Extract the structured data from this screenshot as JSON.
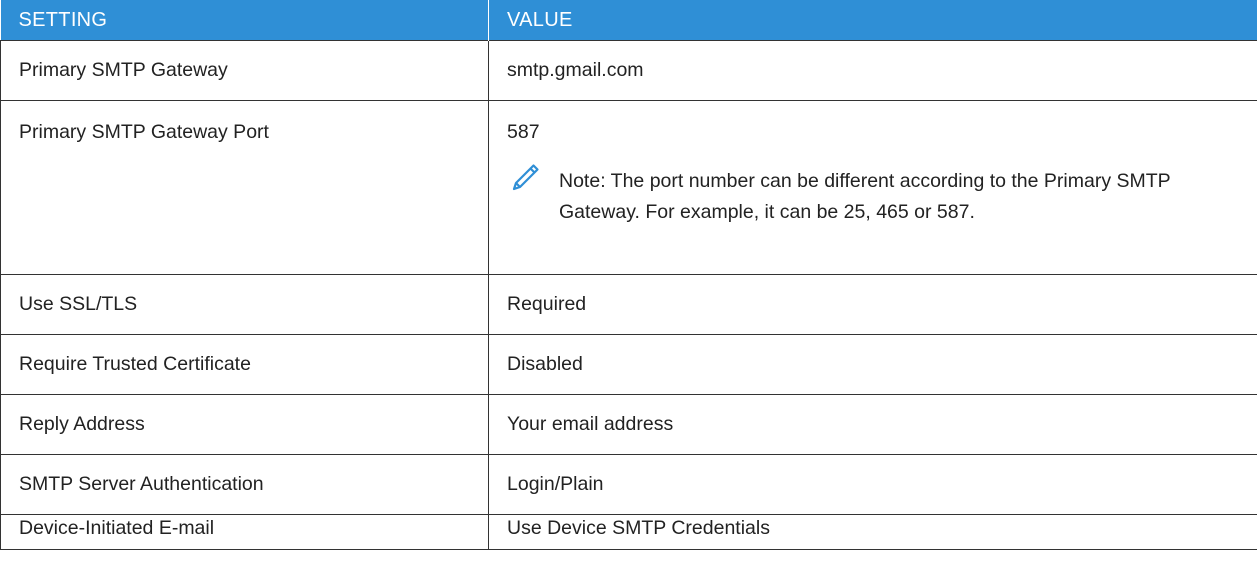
{
  "table": {
    "headers": {
      "setting": "SETTING",
      "value": "VALUE"
    },
    "rows": [
      {
        "setting": "Primary SMTP Gateway",
        "value": "smtp.gmail.com"
      },
      {
        "setting": "Primary SMTP Gateway Port",
        "value": "587",
        "note": "Note: The port number can be different according to the Primary SMTP Gateway. For example, it can be 25, 465 or 587."
      },
      {
        "setting": "Use SSL/TLS",
        "value": "Required"
      },
      {
        "setting": "Require Trusted Certificate",
        "value": "Disabled"
      },
      {
        "setting": "Reply Address",
        "value": "Your email address"
      },
      {
        "setting": "SMTP Server Authentication",
        "value": "Login/Plain"
      },
      {
        "setting": "Device-Initiated E-mail",
        "value": "Use Device SMTP Credentials"
      }
    ]
  },
  "icons": {
    "note": "pencil-icon"
  },
  "colors": {
    "header_bg": "#2f8fd6",
    "icon": "#2f8fd6"
  }
}
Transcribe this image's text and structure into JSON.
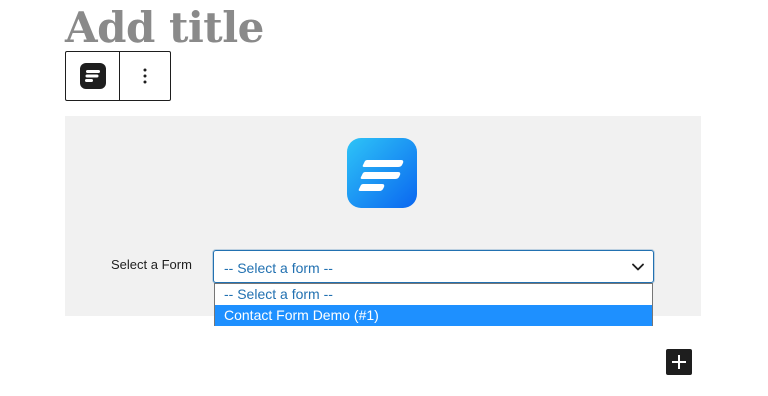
{
  "editor": {
    "title_placeholder": "Add title"
  },
  "toolbar": {
    "block_icon": "fluent-forms-icon",
    "more_options_icon": "vertical-ellipsis-icon"
  },
  "form_block": {
    "logo_icon": "fluent-forms-logo-icon",
    "select_label": "Select a Form",
    "selected_value": "-- Select a form --",
    "options": [
      "-- Select a form --",
      "Contact Form Demo (#1)"
    ],
    "highlighted_option": "Contact Form Demo (#1)"
  },
  "inserter": {
    "icon": "plus-icon"
  },
  "colors": {
    "accent": "#1e90ff",
    "select_text": "#2271b1",
    "logo_gradient_start": "#22b8f5",
    "logo_gradient_end": "#0a6cf0"
  }
}
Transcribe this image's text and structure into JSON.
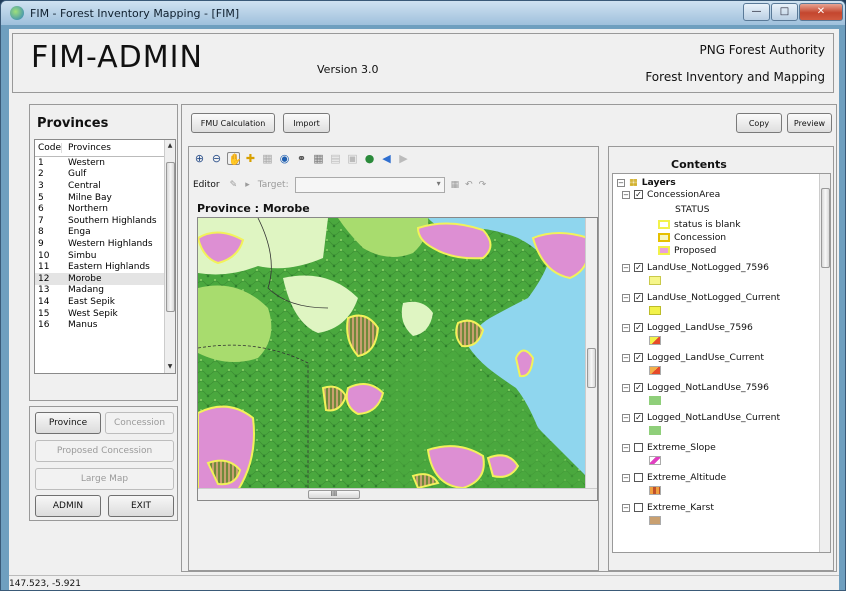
{
  "window": {
    "title": "FIM - Forest Inventory Mapping - [FIM]"
  },
  "header": {
    "app_title": "FIM-ADMIN",
    "version": "Version 3.0",
    "org_line1": "PNG Forest Authority",
    "org_line2": "Forest Inventory and Mapping"
  },
  "provinces": {
    "panel_title": "Provinces",
    "col_code": "Code",
    "col_name": "Provinces",
    "rows": [
      {
        "code": "1",
        "name": "Western"
      },
      {
        "code": "2",
        "name": "Gulf"
      },
      {
        "code": "3",
        "name": "Central"
      },
      {
        "code": "5",
        "name": "Milne Bay"
      },
      {
        "code": "6",
        "name": "Northern"
      },
      {
        "code": "7",
        "name": "Southern Highlands"
      },
      {
        "code": "8",
        "name": "Enga"
      },
      {
        "code": "9",
        "name": "Western Highlands"
      },
      {
        "code": "10",
        "name": "Simbu"
      },
      {
        "code": "11",
        "name": "Eastern Highlands"
      },
      {
        "code": "12",
        "name": "Morobe"
      },
      {
        "code": "13",
        "name": "Madang"
      },
      {
        "code": "14",
        "name": "East Sepik"
      },
      {
        "code": "15",
        "name": "West Sepik"
      },
      {
        "code": "16",
        "name": "Manus"
      }
    ],
    "selected": "Morobe"
  },
  "nav_buttons": {
    "province": "Province",
    "concession": "Concession",
    "proposed_concession": "Proposed Concession",
    "large_map": "Large Map",
    "admin": "ADMIN",
    "exit": "EXIT"
  },
  "toolbar": {
    "fmu_calculation": "FMU Calculation",
    "import": "Import",
    "copy": "Copy",
    "preview": "Preview"
  },
  "editor": {
    "label": "Editor",
    "target_label": "Target:"
  },
  "map": {
    "province_label": "Province : Morobe",
    "hscroll_grip": "III"
  },
  "contents": {
    "title": "Contents",
    "root": "Layers",
    "layers": [
      {
        "name": "ConcessionArea",
        "checked": true
      },
      {
        "name": "LandUse_NotLogged_7596",
        "checked": true
      },
      {
        "name": "LandUse_NotLogged_Current",
        "checked": true
      },
      {
        "name": "Logged_LandUse_7596",
        "checked": true
      },
      {
        "name": "Logged_LandUse_Current",
        "checked": true
      },
      {
        "name": "Logged_NotLandUse_7596",
        "checked": true
      },
      {
        "name": "Logged_NotLandUse_Current",
        "checked": true
      },
      {
        "name": "Extreme_Slope",
        "checked": false
      },
      {
        "name": "Extreme_Altitude",
        "checked": false
      },
      {
        "name": "Extreme_Karst",
        "checked": false
      }
    ],
    "legend_status": "STATUS",
    "legend_items": [
      "status is blank",
      "Concession",
      "Proposed"
    ]
  },
  "colors": {
    "forest": "#4aa83e",
    "grass": "#a8dc6e",
    "pale": "#dff5c2",
    "sea": "#8fd6ee",
    "proposed": "#dd8fd3",
    "boundary": "#f2f25a"
  },
  "statusbar": {
    "coords": "147.523, -5.921"
  }
}
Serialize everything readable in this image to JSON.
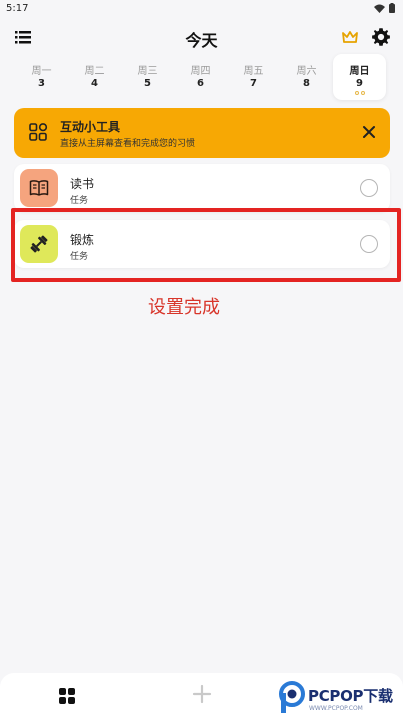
{
  "status_bar": {
    "time": "5:17"
  },
  "header": {
    "title": "今天"
  },
  "week": {
    "days": [
      {
        "name": "周一",
        "num": "3"
      },
      {
        "name": "周二",
        "num": "4"
      },
      {
        "name": "周三",
        "num": "5"
      },
      {
        "name": "周四",
        "num": "6"
      },
      {
        "name": "周五",
        "num": "7"
      },
      {
        "name": "周六",
        "num": "8"
      },
      {
        "name": "周日",
        "num": "9"
      }
    ]
  },
  "widget_banner": {
    "title": "互动小工具",
    "subtitle": "直接从主屏幕查看和完成您的习惯",
    "color": "#f7a804"
  },
  "tasks": [
    {
      "name": "读书",
      "label": "任务",
      "icon": "book-icon",
      "color": "#f5a47e"
    },
    {
      "name": "锻炼",
      "label": "任务",
      "icon": "dumbbell-icon",
      "color": "#dfe85a"
    }
  ],
  "annotation": {
    "text": "设置完成",
    "color": "#d8352a"
  },
  "watermark": {
    "brand": "PCPOP下载",
    "tagline": "WWW.PCPOP.COM"
  }
}
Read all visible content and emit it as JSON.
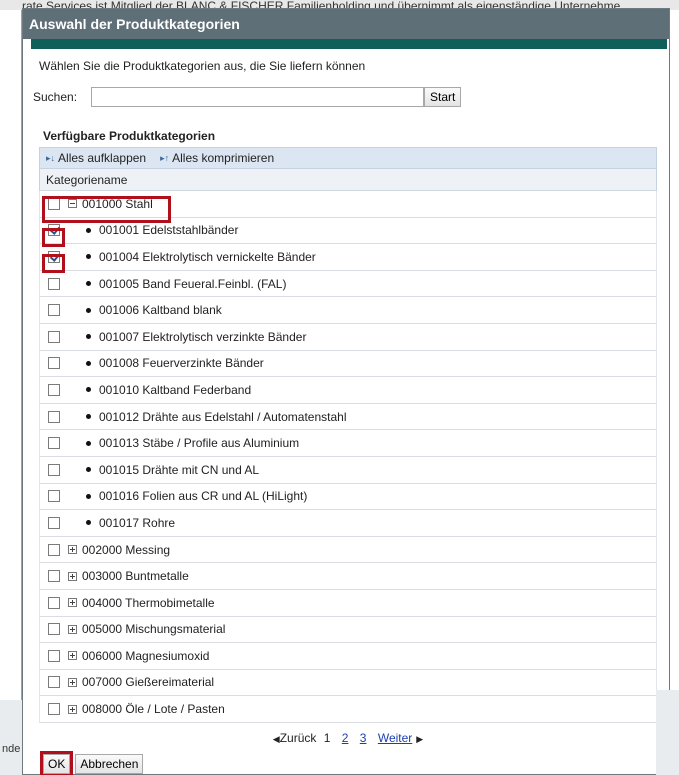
{
  "background": {
    "top_text": "rate Services ist Mitglied der BLANC & FISCHER Familienholding und übernimmt als eigenständige Unternehme",
    "left_text": "nde"
  },
  "dialog": {
    "title": "Auswahl der Produktkategorien",
    "intro": "Wählen Sie die Produktkategorien aus, die Sie liefern können",
    "search": {
      "label": "Suchen:",
      "value": "",
      "button": "Start"
    },
    "section_title": "Verfügbare Produktkategorien",
    "toolbar": {
      "expand_all": "Alles aufklappen",
      "collapse_all": "Alles komprimieren"
    },
    "column_header": "Kategoriename",
    "rows": [
      {
        "label": "001000 Stahl",
        "level": 0,
        "expanded": true,
        "checked": false
      },
      {
        "label": "001001 Edelststahlbänder",
        "level": 1,
        "checked": true
      },
      {
        "label": "001004 Elektrolytisch vernickelte Bänder",
        "level": 1,
        "checked": true
      },
      {
        "label": "001005 Band Feueral.Feinbl. (FAL)",
        "level": 1,
        "checked": false
      },
      {
        "label": "001006 Kaltband blank",
        "level": 1,
        "checked": false
      },
      {
        "label": "001007 Elektrolytisch verzinkte Bänder",
        "level": 1,
        "checked": false
      },
      {
        "label": "001008 Feuerverzinkte Bänder",
        "level": 1,
        "checked": false
      },
      {
        "label": "001010 Kaltband Federband",
        "level": 1,
        "checked": false
      },
      {
        "label": "001012 Drähte aus Edelstahl / Automatenstahl",
        "level": 1,
        "checked": false
      },
      {
        "label": "001013 Stäbe / Profile aus Aluminium",
        "level": 1,
        "checked": false
      },
      {
        "label": "001015 Drähte mit CN und AL",
        "level": 1,
        "checked": false
      },
      {
        "label": "001016 Folien aus CR und AL (HiLight)",
        "level": 1,
        "checked": false
      },
      {
        "label": "001017 Rohre",
        "level": 1,
        "checked": false
      },
      {
        "label": "002000 Messing",
        "level": 0,
        "expanded": false,
        "checked": false
      },
      {
        "label": "003000 Buntmetalle",
        "level": 0,
        "expanded": false,
        "checked": false
      },
      {
        "label": "004000 Thermobimetalle",
        "level": 0,
        "expanded": false,
        "checked": false
      },
      {
        "label": "005000 Mischungsmaterial",
        "level": 0,
        "expanded": false,
        "checked": false
      },
      {
        "label": "006000 Magnesiumoxid",
        "level": 0,
        "expanded": false,
        "checked": false
      },
      {
        "label": "007000 Gießereimaterial",
        "level": 0,
        "expanded": false,
        "checked": false
      },
      {
        "label": "008000 Öle / Lote / Pasten",
        "level": 0,
        "expanded": false,
        "checked": false
      }
    ],
    "pager": {
      "prev": "Zurück",
      "current": "1",
      "pages": [
        "2",
        "3"
      ],
      "next": "Weiter"
    },
    "buttons": {
      "ok": "OK",
      "cancel": "Abbrechen"
    },
    "highlight_color": "#b0101c"
  }
}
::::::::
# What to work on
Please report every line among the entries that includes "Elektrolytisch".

# Task answer
        "label": "001004 Elektrolytisch vernickelte Bänder",
        "label": "001007 Elektrolytisch verzinkte Bänder",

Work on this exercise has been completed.